Another recognized name for flow bench testing is Performance Trends. In fact, SuperFlow resells Port Flow Analyzer software, Pitot tubes, swirl meter, and other accessories with its flow benches.
Performance Trends offers a couple of options for the DIY flow-bench builder: Port Flow Analyzer software and Black Box II electronics. These can be fitted to almost any type of DIY bench, even older SuperFlow, JKM, and FlowData benches. Their sales and tech staff ensure that you get the correct system for your DIY bench.
Performance Trends also offers calibration services for a small charge; you simply provide them flow readings from your bench with orifice plates of various sizes. Using this data, they tell you the full-scale CFM readings for your particular bench; so your bench, with their software, now matches the rest of the industry.
For those who want to start building a bench from scratch, Performance Trends offers a system called EZ Flow for about $999. This kit includes software and electronics, and plans for building a bench from PVC tubing. PVC tubing and fittings are especially suitable because they are inexpensive, easy to work with, and they do not leak. That is a good point because the major drawback of a DIY bench is air leakage. Unless multiple layers of paint are applied, significant amounts of air can leak right through plywood if enough care is not taken during prep and assembly.
EZ Flow kits come in two sizes, for either 4or 6-inch PVC. For flows up to about 150 cfm, the 4-inch system works fine. For anything greater, up to around 500 cfm, you need to build it out of 6-inch PVC.
The EZ Flow system also includes critical machined components, the flow orifice, and the head adapter. If you don’t have a machine shop, or want to get running right away, this is a huge time and cost saver. The head adapter for the 6-inch EZ Flow allows for easy replacement of the head-bolt adapter plate and bore sleeve. This means you can quickly change your bench to flow different-style heads and engine bores in minutes.
The standard 4and 6-inch systems come with a head adapter and components to accommodate a small-block Chevy and small-block Ford bolt pattern with a 4.030-inch bore.
Other Bench Sources
After building my British Standards compliant monster bench and using it for several years, I moved from the UK to Tucson, Arizona. This was my second introduction to SuperFlow airflow benches. I had used a small 110 for accuracy comparison to my home-built bench while still living in the UK. But that was only a few hours of experience.
In 1976, the publisher I was writing for acquired an SF 300, which is the big bench that evolved into the SF 600. I have put literally thousands of hours on such a bench. I still, as of 2012, regularly use an SF 600 bench with all the Audie Technology addons. The only difference between what I do on this bench and what most others do is that I use a sliding scale of pressure drop, the same floating pressure drop I described earlier in this chapter.
Another bench I am cur-rently testing on is the Saenz J-600 bench, built in Brazil. What I can say is that this Saenz unit lends itself well to the floatingpressure-drop measurement technique because it pulls a lot of vacuum. Combine this with the fact it comes equipped with the Audie Technology flow measuring gear and software, and you get a bench that delivers results in a standard form while measuring with a sliding scale (floating) pressure drop—all good for doing the job right.

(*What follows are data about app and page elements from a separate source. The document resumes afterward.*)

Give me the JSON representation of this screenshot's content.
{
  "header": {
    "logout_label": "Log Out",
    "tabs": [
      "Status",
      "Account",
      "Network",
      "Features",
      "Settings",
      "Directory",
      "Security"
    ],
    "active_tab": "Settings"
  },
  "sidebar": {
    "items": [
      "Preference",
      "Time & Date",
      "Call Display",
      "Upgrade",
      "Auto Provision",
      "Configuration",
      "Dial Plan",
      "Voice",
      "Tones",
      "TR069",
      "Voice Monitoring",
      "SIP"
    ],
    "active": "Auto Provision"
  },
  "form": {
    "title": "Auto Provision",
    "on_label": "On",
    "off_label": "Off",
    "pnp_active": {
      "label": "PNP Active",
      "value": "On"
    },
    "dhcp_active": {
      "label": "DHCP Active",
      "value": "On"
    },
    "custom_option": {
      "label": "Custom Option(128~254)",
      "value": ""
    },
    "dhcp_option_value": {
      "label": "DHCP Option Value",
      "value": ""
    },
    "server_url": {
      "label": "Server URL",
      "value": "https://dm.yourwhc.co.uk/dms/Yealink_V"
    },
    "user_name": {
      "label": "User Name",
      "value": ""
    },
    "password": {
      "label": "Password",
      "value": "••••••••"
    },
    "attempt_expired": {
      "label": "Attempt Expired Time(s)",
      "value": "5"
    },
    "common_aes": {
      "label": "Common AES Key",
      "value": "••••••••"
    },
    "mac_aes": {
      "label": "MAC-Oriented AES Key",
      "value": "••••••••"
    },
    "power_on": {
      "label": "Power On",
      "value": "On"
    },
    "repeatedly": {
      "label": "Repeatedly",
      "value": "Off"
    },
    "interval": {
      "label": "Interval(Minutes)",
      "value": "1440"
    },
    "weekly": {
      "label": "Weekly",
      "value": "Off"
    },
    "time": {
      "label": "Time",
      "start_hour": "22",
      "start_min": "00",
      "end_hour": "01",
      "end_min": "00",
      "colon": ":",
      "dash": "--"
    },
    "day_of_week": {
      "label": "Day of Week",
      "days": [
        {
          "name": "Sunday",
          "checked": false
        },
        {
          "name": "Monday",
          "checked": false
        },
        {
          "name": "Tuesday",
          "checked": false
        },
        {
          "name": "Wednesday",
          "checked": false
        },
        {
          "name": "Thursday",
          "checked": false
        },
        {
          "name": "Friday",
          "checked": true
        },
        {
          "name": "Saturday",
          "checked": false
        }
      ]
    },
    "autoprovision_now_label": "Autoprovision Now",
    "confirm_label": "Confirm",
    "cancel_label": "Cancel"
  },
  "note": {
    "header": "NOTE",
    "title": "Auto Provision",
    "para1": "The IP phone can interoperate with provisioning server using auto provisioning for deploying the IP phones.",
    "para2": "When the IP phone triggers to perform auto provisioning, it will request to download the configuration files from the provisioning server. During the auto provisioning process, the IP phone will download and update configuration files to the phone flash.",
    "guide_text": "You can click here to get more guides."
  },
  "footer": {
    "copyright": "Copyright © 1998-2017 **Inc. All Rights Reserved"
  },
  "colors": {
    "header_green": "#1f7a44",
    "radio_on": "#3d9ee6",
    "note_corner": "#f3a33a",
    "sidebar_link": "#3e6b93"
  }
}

Written by David Vizard and Posted with Permission of CarTechBooks